PROBLEM REQUIREMENTS:
Extract all lines from the data beneath that include the word "JSON".

App and web page records:
● ● ● ●
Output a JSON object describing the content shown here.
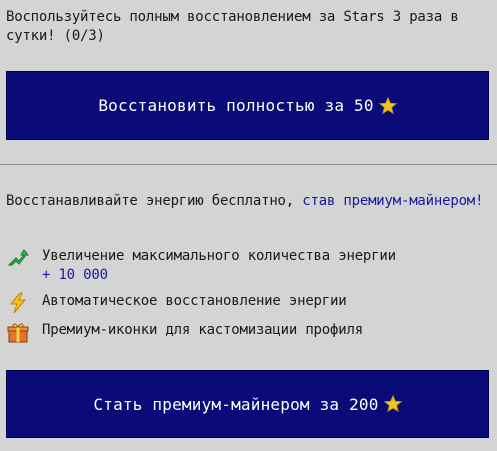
{
  "restore": {
    "info_text": "Воспользуйтесь полным восстановлением за Stars 3 раза в сутки! (0/3)",
    "button_label": "Восстановить полностью за 50"
  },
  "premium": {
    "intro_text": "Восстанавливайте энергию бесплатно, ",
    "intro_link": "став премиум-майнером!",
    "features": [
      {
        "icon": "upgrade-arrow-icon",
        "text": "Увеличение максимального количества энергии",
        "bonus": "+ 10 000"
      },
      {
        "icon": "lightning-icon",
        "text": "Автоматическое восстановление энергии"
      },
      {
        "icon": "gift-icon",
        "text": "Премиум-иконки для кастомизации профиля"
      }
    ],
    "button_label": "Стать премиум-майнером за 200"
  },
  "colors": {
    "background": "#d4d4d4",
    "button": "#0a0a78",
    "link": "#1a1a9e",
    "star": "#f2c61f"
  },
  "icons": {
    "currency": "star-icon"
  }
}
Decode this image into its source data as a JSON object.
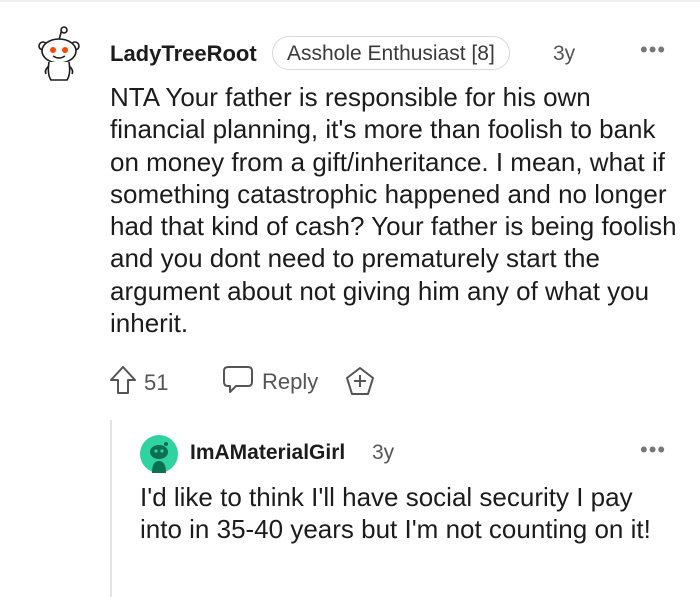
{
  "comment": {
    "author": "LadyTreeRoot",
    "flair": "Asshole Enthusiast [8]",
    "age": "3y",
    "more": "•••",
    "body": "NTA Your father is responsible for his own financial planning, it's more than foolish to bank on money from a gift/inheritance. I mean, what if something catastrophic happened and no longer had that kind of cash? Your father is being foolish and you dont need to prematurely start the argument about not giving him any of what you inherit.",
    "votes": "51",
    "reply_label": "Reply",
    "icons": {
      "avatar": "snoo-avatar-icon",
      "upvote": "upvote-arrow-icon",
      "reply": "speech-bubble-icon",
      "award": "award-plus-icon"
    }
  },
  "reply": {
    "author": "ImAMaterialGirl",
    "age": "3y",
    "more": "•••",
    "body": "I'd like to think I'll have social security I pay into in 35-40 years but I'm not counting on it!",
    "icons": {
      "avatar": "snoo-avatar-icon"
    }
  },
  "colors": {
    "text": "#1c1c1c",
    "muted": "#555555",
    "border": "#d6d9dc",
    "thread_line": "#e2e4e6",
    "reply_avatar_bg": "#2fd3a0"
  }
}
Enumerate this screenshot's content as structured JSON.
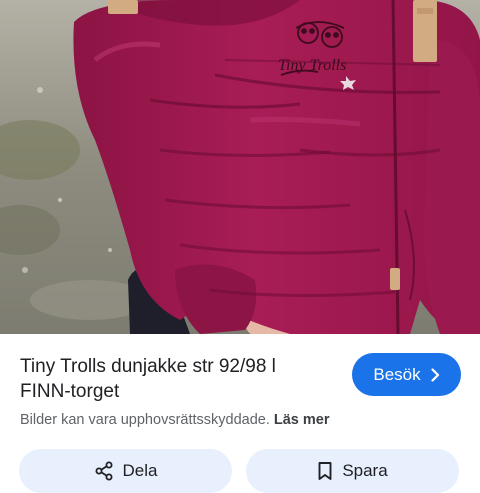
{
  "image": {
    "alt": "Tiny Trolls dunjakke str 92/98 l FINN-torget",
    "logo_text": "Tiny Trolls",
    "colors": {
      "jacket": "#a0194f",
      "jacket_dark": "#6e0d35",
      "tag": "#d2ab82",
      "ground": "#8f8f86"
    }
  },
  "result": {
    "title_line1": "Tiny Trolls dunjakke str 92/98 l",
    "title_line2": "FINN-torget",
    "visit_label": "Besök",
    "copyright_text": "Bilder kan vara upphovsrättsskyddade.",
    "read_more_label": "Läs mer"
  },
  "actions": {
    "share_label": "Dela",
    "save_label": "Spara"
  },
  "icons": {
    "visit": "chevron-right-icon",
    "share": "share-icon",
    "save": "bookmark-icon"
  },
  "colors": {
    "accent": "#1a73e8",
    "action_bg": "#e8f0fe",
    "text": "#202124",
    "secondary_text": "#5f6368"
  }
}
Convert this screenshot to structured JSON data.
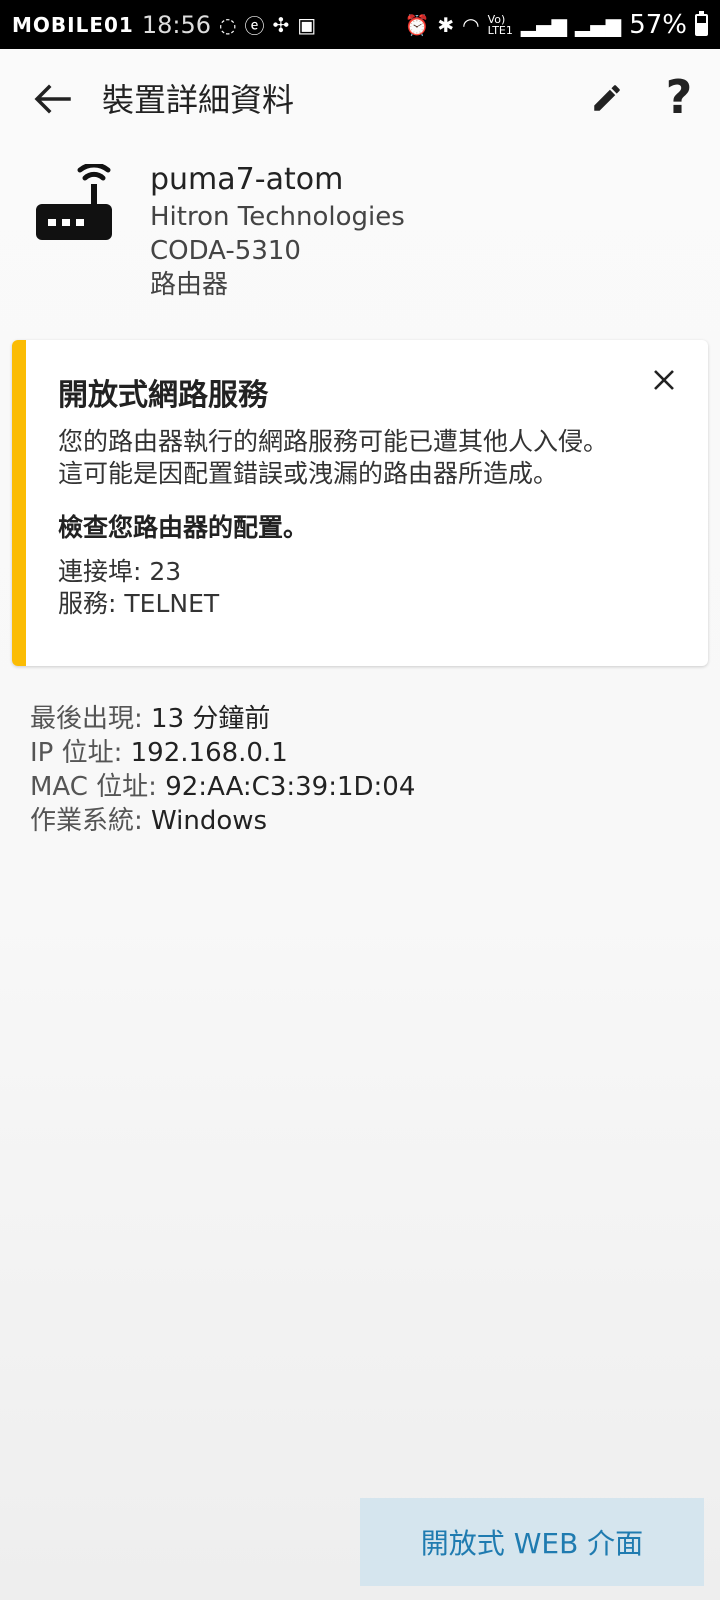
{
  "status_bar": {
    "watermark": "MOBILE01",
    "time": "18:56",
    "battery": "57%",
    "battery_level": 0.57,
    "icons": [
      "sync-icon",
      "e-icon",
      "fan-icon",
      "image-icon",
      "alarm-icon",
      "bluetooth-icon",
      "wifi-icon",
      "volte-icon",
      "signal-icon",
      "signal-icon",
      "battery-icon"
    ]
  },
  "appbar": {
    "title": "裝置詳細資料",
    "back_icon": "arrow-left-icon",
    "edit_icon": "pencil-icon",
    "help_label": "?"
  },
  "device": {
    "icon": "router-icon",
    "name": "puma7-atom",
    "vendor": "Hitron Technologies",
    "model": "CODA-5310",
    "type": "路由器"
  },
  "alert": {
    "accent_color": "#fbbc04",
    "title": "開放式網路服務",
    "body_line1": "您的路由器執行的網路服務可能已遭其他人入侵。",
    "body_line2": "這可能是因配置錯誤或洩漏的路由器所造成。",
    "action": "檢查您路由器的配置。",
    "port_label": "連接埠:",
    "port_value": "23",
    "service_label": "服務:",
    "service_value": "TELNET",
    "close_icon": "close-icon"
  },
  "info": {
    "last_seen_label": "最後出現:",
    "last_seen_value": "13 分鐘前",
    "ip_label": "IP 位址:",
    "ip_value": "192.168.0.1",
    "mac_label": "MAC 位址:",
    "mac_value": "92:AA:C3:39:1D:04",
    "os_label": "作業系統:",
    "os_value": "Windows"
  },
  "web_button": {
    "label": "開放式 WEB 介面",
    "color": "#1f7bb0"
  }
}
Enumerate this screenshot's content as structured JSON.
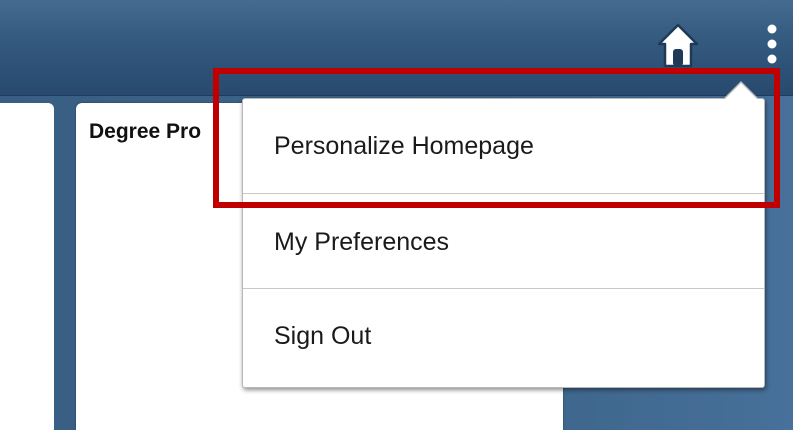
{
  "header": {
    "home_icon": "home-icon",
    "more_icon": "more-vertical-icon"
  },
  "tile": {
    "title": "Degree Pro"
  },
  "menu": {
    "items": [
      {
        "label": "Personalize Homepage"
      },
      {
        "label": "My Preferences"
      },
      {
        "label": "Sign Out"
      }
    ]
  },
  "colors": {
    "header": "#355a80",
    "page": "#3c6489",
    "highlight": "#c00000",
    "menu_bg": "#ffffff"
  }
}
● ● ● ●
SOLUTION:
Output a JSON object describing the content shown here.
Decode this image into its source data as a JSON object.
Enumerate this screenshot's content as structured JSON.
Convert this screenshot to structured JSON data.
Enumerate this screenshot's content as structured JSON.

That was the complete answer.